● **Work order**
Going line by line through the entries, count those containing "content" and state only the result.
*** Task data ***
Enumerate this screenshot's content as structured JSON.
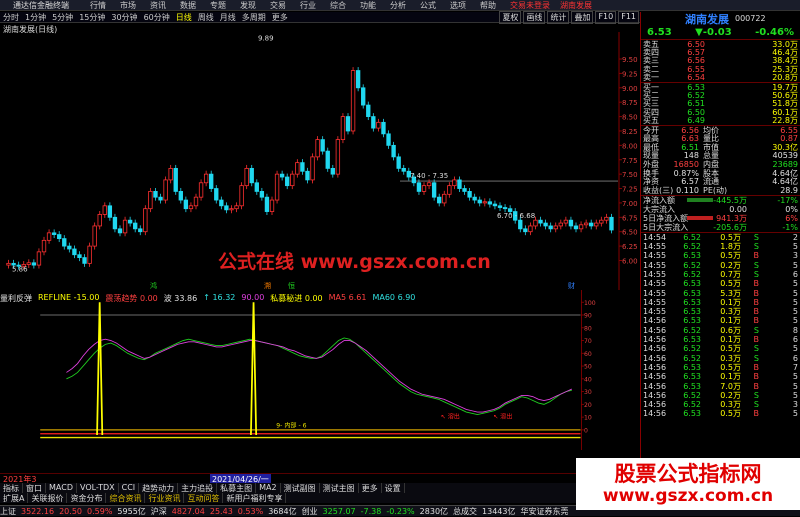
{
  "app": {
    "name": "通达信金融终端",
    "menu": [
      "行情",
      "市场",
      "资讯",
      "数据",
      "专题",
      "发现",
      "交易",
      "行业",
      "综合",
      "功能",
      "分析",
      "公式",
      "选项",
      "帮助"
    ],
    "banner": [
      "交易未登录",
      "湖南发展"
    ],
    "tools": [
      "夏权",
      "画线",
      "统计",
      "叠加",
      "F10",
      "F11"
    ]
  },
  "periods": {
    "items": [
      "分时",
      "1分钟",
      "5分钟",
      "15分钟",
      "30分钟",
      "60分钟",
      "日线",
      "周线",
      "月线",
      "多周期",
      "更多"
    ],
    "active": "日线",
    "right_buttons": [
      "夏权",
      "画线",
      "统计",
      "叠加",
      "F10",
      "F11"
    ]
  },
  "chart_title": "湖南发展(日线)",
  "chart_data": {
    "type": "candlestick",
    "ylim": [
      5.8,
      9.9
    ],
    "y_ticks": [
      "9.50",
      "9.25",
      "9.00",
      "8.75",
      "8.50",
      "8.25",
      "8.00",
      "7.75",
      "7.50",
      "7.25",
      "7.00",
      "6.75",
      "6.50",
      "6.25",
      "6.00"
    ],
    "annotations": [
      "9.89",
      "7.40 - 7.35",
      "6.70 - 6.68",
      "5.86"
    ],
    "closes": [
      5.95,
      5.92,
      5.9,
      5.93,
      5.96,
      5.92,
      6.15,
      6.35,
      6.48,
      6.45,
      6.38,
      6.25,
      6.2,
      6.1,
      6.05,
      5.95,
      6.25,
      6.6,
      6.8,
      6.95,
      6.75,
      6.55,
      6.48,
      6.7,
      6.65,
      6.55,
      6.5,
      6.9,
      7.2,
      7.1,
      7.05,
      7.4,
      7.6,
      7.2,
      7.05,
      6.9,
      6.95,
      7.1,
      7.35,
      7.5,
      7.25,
      7.05,
      6.95,
      6.88,
      6.9,
      6.95,
      7.3,
      7.6,
      7.35,
      7.2,
      7.1,
      6.85,
      7.05,
      7.5,
      7.45,
      7.3,
      7.5,
      7.7,
      7.55,
      7.4,
      7.8,
      8.1,
      7.9,
      7.6,
      7.5,
      8.1,
      8.5,
      8.25,
      9.3,
      9.0,
      8.7,
      8.5,
      8.3,
      8.4,
      8.2,
      8.0,
      7.8,
      7.6,
      7.55,
      7.45,
      7.35,
      7.2,
      7.3,
      7.35,
      7.1,
      7.0,
      7.15,
      7.3,
      7.4,
      7.25,
      7.2,
      7.1,
      7.05,
      7.0,
      7.02,
      6.98,
      6.95,
      6.92,
      6.9,
      6.85,
      6.7,
      6.55,
      6.5,
      6.6,
      6.7,
      6.65,
      6.6,
      6.55,
      6.6,
      6.65,
      6.7,
      6.6,
      6.55,
      6.62,
      6.65,
      6.6,
      6.65,
      6.7,
      6.75,
      6.53
    ]
  },
  "indicator": {
    "name": "量利反弹",
    "refline": "REFLINE -15.00",
    "items": [
      "震荡趋势 0.00",
      "波 33.86",
      "↑ 16.32",
      "90.00",
      "私募秘进 0.00",
      "MA5 6.61",
      "MA60 6.90"
    ],
    "panel_labels": [
      "鸿",
      "溯",
      "恒",
      "财"
    ],
    "y_ticks": [
      "100",
      "90",
      "80",
      "70",
      "60",
      "50",
      "40",
      "30",
      "20",
      "10",
      "0"
    ],
    "annotations": [
      "9- 内部 - 6",
      "↖ 溶出",
      "↖ 溶出"
    ],
    "series_a": [
      40,
      42,
      45,
      50,
      55,
      60,
      64,
      67,
      68,
      66,
      63,
      60,
      58,
      56,
      55,
      57,
      60,
      62,
      64,
      66,
      68,
      70,
      71,
      70,
      69,
      68,
      67,
      66,
      66,
      67,
      68,
      69,
      70,
      71,
      70,
      69,
      68,
      67,
      66,
      64,
      62,
      60,
      58,
      57,
      56,
      56,
      58,
      62,
      66,
      70,
      72,
      71,
      68,
      64,
      60,
      56,
      52,
      48,
      44,
      40,
      36,
      33,
      30,
      28,
      27,
      26,
      25,
      24,
      22,
      20,
      18,
      16,
      14,
      13,
      12,
      13,
      14,
      15,
      17,
      20,
      22,
      24,
      26,
      25,
      23,
      21,
      20,
      22,
      25,
      28,
      30,
      31
    ],
    "series_b": [
      45,
      48,
      52,
      58,
      63,
      67,
      70,
      71,
      70,
      68,
      65,
      62,
      60,
      58,
      56,
      57,
      59,
      61,
      63,
      65,
      67,
      68,
      69,
      69,
      68,
      67,
      66,
      65,
      65,
      66,
      67,
      68,
      69,
      70,
      70,
      69,
      68,
      67,
      66,
      65,
      63,
      62,
      60,
      58,
      57,
      56,
      57,
      60,
      63,
      67,
      70,
      70,
      68,
      65,
      62,
      58,
      54,
      50,
      46,
      42,
      38,
      35,
      32,
      30,
      28,
      27,
      26,
      25,
      24,
      22,
      20,
      18,
      16,
      15,
      14,
      14,
      15,
      16,
      18,
      21,
      23,
      25,
      27,
      27,
      26,
      24,
      23,
      24,
      26,
      28,
      30,
      32
    ]
  },
  "date_bar": {
    "left": "2021年3",
    "selected": "2021/04/26/一"
  },
  "tabs1": [
    "指标",
    "窗口",
    "MACD",
    "VOL-TDX",
    "CCI",
    "趋势动力",
    "主力追投",
    "私募主图",
    "MA2",
    "测试副图",
    "测试主图",
    "更多",
    "设置"
  ],
  "tabs2": [
    {
      "t": "扩展A",
      "y": false
    },
    {
      "t": "关联报价",
      "y": false
    },
    {
      "t": "资金分布",
      "y": false
    },
    {
      "t": "综合资讯",
      "y": true
    },
    {
      "t": "行业资讯",
      "y": true
    },
    {
      "t": "互动问答",
      "y": true
    },
    {
      "t": "新用户福利专享",
      "y": false
    }
  ],
  "status": {
    "sh_label": "上证",
    "sh_val": "3522.16",
    "sh_chg": "20.50",
    "sh_pct": "0.59%",
    "sh_amt": "5955亿",
    "sz_label": "沪深",
    "sz_val": "4827.04",
    "sz_chg": "25.43",
    "sz_pct": "0.53%",
    "sz_amt": "3684亿",
    "cy_label": "创业",
    "cy_val": "3257.07",
    "cy_chg": "-7.38",
    "cy_pct": "-0.23%",
    "cy_amt": "2830亿",
    "total_label": "总成交",
    "total_amt": "13443亿",
    "broker": "华安证券东莞"
  },
  "quote": {
    "name": "湖南发展",
    "code": "000722",
    "price": "6.53",
    "change": "▼-0.03",
    "pct": "-0.46%",
    "asks": [
      {
        "l": "卖五",
        "p": "6.50",
        "v": "33.0万"
      },
      {
        "l": "卖四",
        "p": "6.57",
        "v": "46.4万"
      },
      {
        "l": "卖三",
        "p": "6.56",
        "v": "38.4万"
      },
      {
        "l": "卖二",
        "p": "6.55",
        "v": "25.3万"
      },
      {
        "l": "卖一",
        "p": "6.54",
        "v": "20.8万"
      }
    ],
    "bids": [
      {
        "l": "买一",
        "p": "6.53",
        "v": "19.7万"
      },
      {
        "l": "买二",
        "p": "6.52",
        "v": "50.6万"
      },
      {
        "l": "买三",
        "p": "6.51",
        "v": "51.8万"
      },
      {
        "l": "买四",
        "p": "6.50",
        "v": "60.1万"
      },
      {
        "l": "买五",
        "p": "6.49",
        "v": "22.8万"
      }
    ],
    "stats": [
      {
        "a": "今开",
        "b": "6.56",
        "bc": "r",
        "c": "均价",
        "d": "6.55",
        "dc": "r"
      },
      {
        "a": "最高",
        "b": "6.63",
        "bc": "r",
        "c": "量比",
        "d": "0.87",
        "dc": "r"
      },
      {
        "a": "最低",
        "b": "6.51",
        "bc": "g",
        "c": "市值",
        "d": "30.3亿",
        "dc": "y"
      },
      {
        "a": "现量",
        "b": "148",
        "bc": "w",
        "c": "总量",
        "d": "40539",
        "dc": "w"
      },
      {
        "a": "外盘",
        "b": "16850",
        "bc": "r",
        "c": "内盘",
        "d": "23689",
        "dc": "g"
      },
      {
        "a": "换手",
        "b": "0.87%",
        "bc": "w",
        "c": "股本",
        "d": "4.64亿",
        "dc": "w"
      },
      {
        "a": "净资",
        "b": "6.57",
        "bc": "w",
        "c": "流通",
        "d": "4.64亿",
        "dc": "w"
      },
      {
        "a": "收益(三)",
        "b": "0.110",
        "bc": "w",
        "c": "PE(动)",
        "d": "28.9",
        "dc": "w"
      }
    ],
    "flows": [
      {
        "a": "净流入额",
        "b": "-445.5万",
        "c": "-17%",
        "col": "g",
        "bar": "#208020"
      },
      {
        "a": "大宗流入",
        "b": "0.00",
        "c": "0%",
        "col": "w",
        "bar": "#000"
      },
      {
        "a": "5日净流入额",
        "b": "941.3万",
        "c": "6%",
        "col": "r",
        "bar": "#c02020"
      },
      {
        "a": "5日大宗流入",
        "b": "-205.6万",
        "c": "-1%",
        "col": "g",
        "bar": "#000"
      }
    ],
    "ticks": [
      {
        "t": "14:54",
        "p": "6.52",
        "pc": "g",
        "v": "0.5万",
        "s": "S",
        "sc": "g",
        "n": "2"
      },
      {
        "t": "14:55",
        "p": "6.52",
        "pc": "g",
        "v": "1.8万",
        "s": "S",
        "sc": "g",
        "n": "5"
      },
      {
        "t": "14:55",
        "p": "6.53",
        "pc": "g",
        "v": "0.5万",
        "s": "B",
        "sc": "r",
        "n": "3"
      },
      {
        "t": "14:55",
        "p": "6.52",
        "pc": "g",
        "v": "0.2万",
        "s": "S",
        "sc": "g",
        "n": "5"
      },
      {
        "t": "14:55",
        "p": "6.52",
        "pc": "g",
        "v": "0.7万",
        "s": "S",
        "sc": "g",
        "n": "6"
      },
      {
        "t": "14:55",
        "p": "6.53",
        "pc": "g",
        "v": "0.5万",
        "s": "B",
        "sc": "r",
        "n": "5"
      },
      {
        "t": "14:55",
        "p": "6.53",
        "pc": "g",
        "v": "5.3万",
        "s": "B",
        "sc": "r",
        "n": "5"
      },
      {
        "t": "14:55",
        "p": "6.53",
        "pc": "g",
        "v": "0.1万",
        "s": "B",
        "sc": "r",
        "n": "5"
      },
      {
        "t": "14:55",
        "p": "6.53",
        "pc": "g",
        "v": "0.3万",
        "s": "B",
        "sc": "r",
        "n": "5"
      },
      {
        "t": "14:56",
        "p": "6.53",
        "pc": "g",
        "v": "0.1万",
        "s": "B",
        "sc": "r",
        "n": "5"
      },
      {
        "t": "14:56",
        "p": "6.52",
        "pc": "g",
        "v": "0.6万",
        "s": "S",
        "sc": "g",
        "n": "8"
      },
      {
        "t": "14:56",
        "p": "6.53",
        "pc": "g",
        "v": "0.1万",
        "s": "B",
        "sc": "r",
        "n": "6"
      },
      {
        "t": "14:56",
        "p": "6.52",
        "pc": "g",
        "v": "0.5万",
        "s": "S",
        "sc": "g",
        "n": "5"
      },
      {
        "t": "14:56",
        "p": "6.52",
        "pc": "g",
        "v": "0.3万",
        "s": "S",
        "sc": "g",
        "n": "6"
      },
      {
        "t": "14:56",
        "p": "6.53",
        "pc": "g",
        "v": "0.5万",
        "s": "B",
        "sc": "r",
        "n": "7"
      },
      {
        "t": "14:56",
        "p": "6.53",
        "pc": "g",
        "v": "0.1万",
        "s": "B",
        "sc": "r",
        "n": "5"
      },
      {
        "t": "14:56",
        "p": "6.53",
        "pc": "g",
        "v": "7.0万",
        "s": "B",
        "sc": "r",
        "n": "5"
      },
      {
        "t": "14:56",
        "p": "6.52",
        "pc": "g",
        "v": "0.2万",
        "s": "S",
        "sc": "g",
        "n": "5"
      },
      {
        "t": "14:56",
        "p": "6.52",
        "pc": "g",
        "v": "0.3万",
        "s": "S",
        "sc": "g",
        "n": "3"
      },
      {
        "t": "14:56",
        "p": "6.53",
        "pc": "g",
        "v": "0.5万",
        "s": "B",
        "sc": "r",
        "n": "5"
      }
    ]
  },
  "watermark_center": "公式在线 www.gszx.com.cn",
  "watermark_corner": {
    "line1": "股票公式指标网",
    "line2": "www.gszx.com.cn"
  }
}
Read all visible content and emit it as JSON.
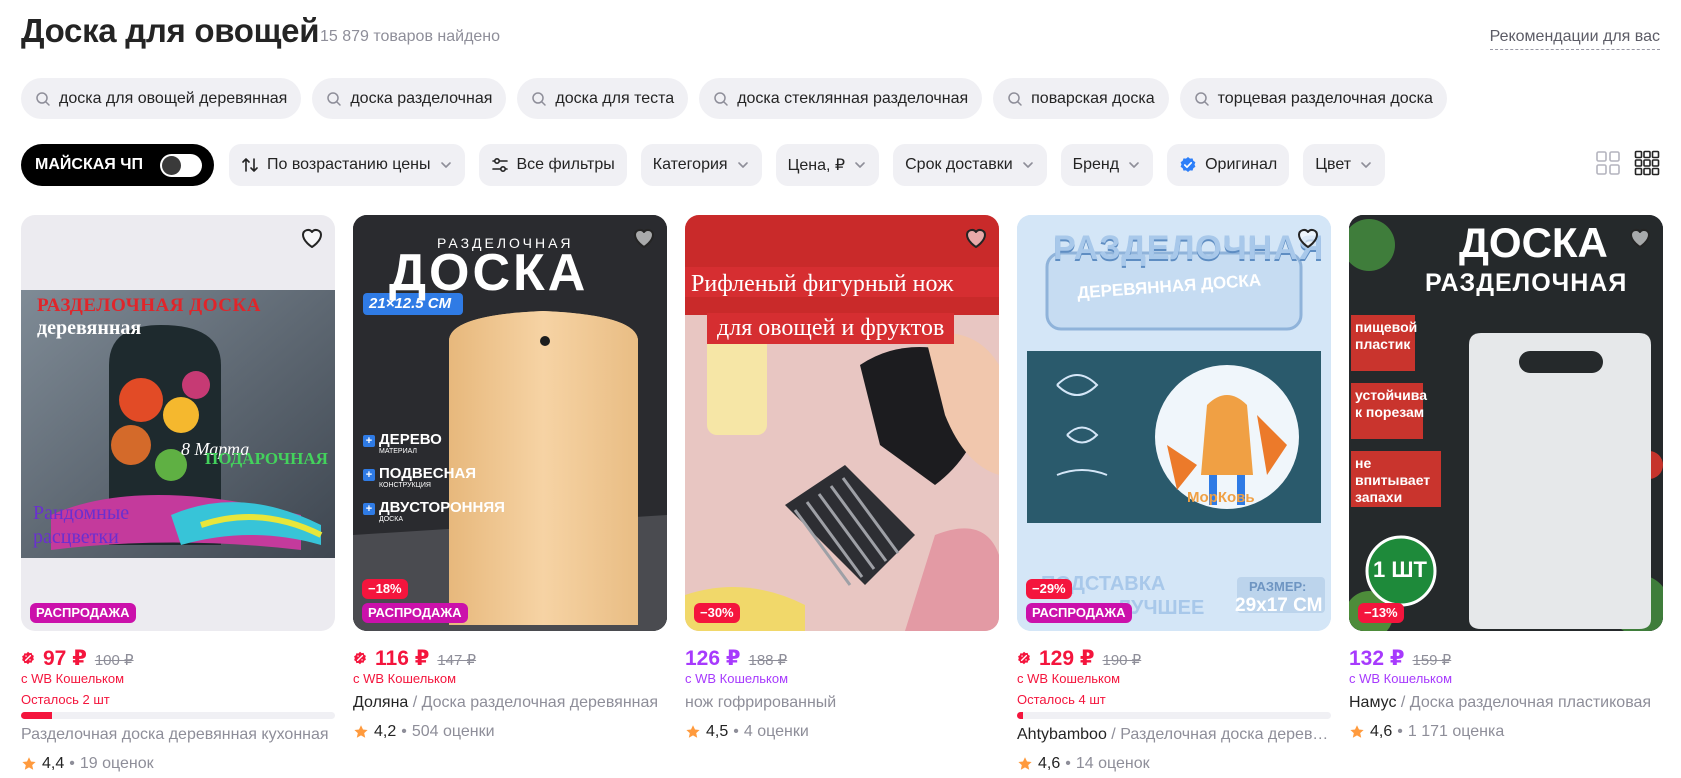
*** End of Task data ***
● **Answer to this task**
2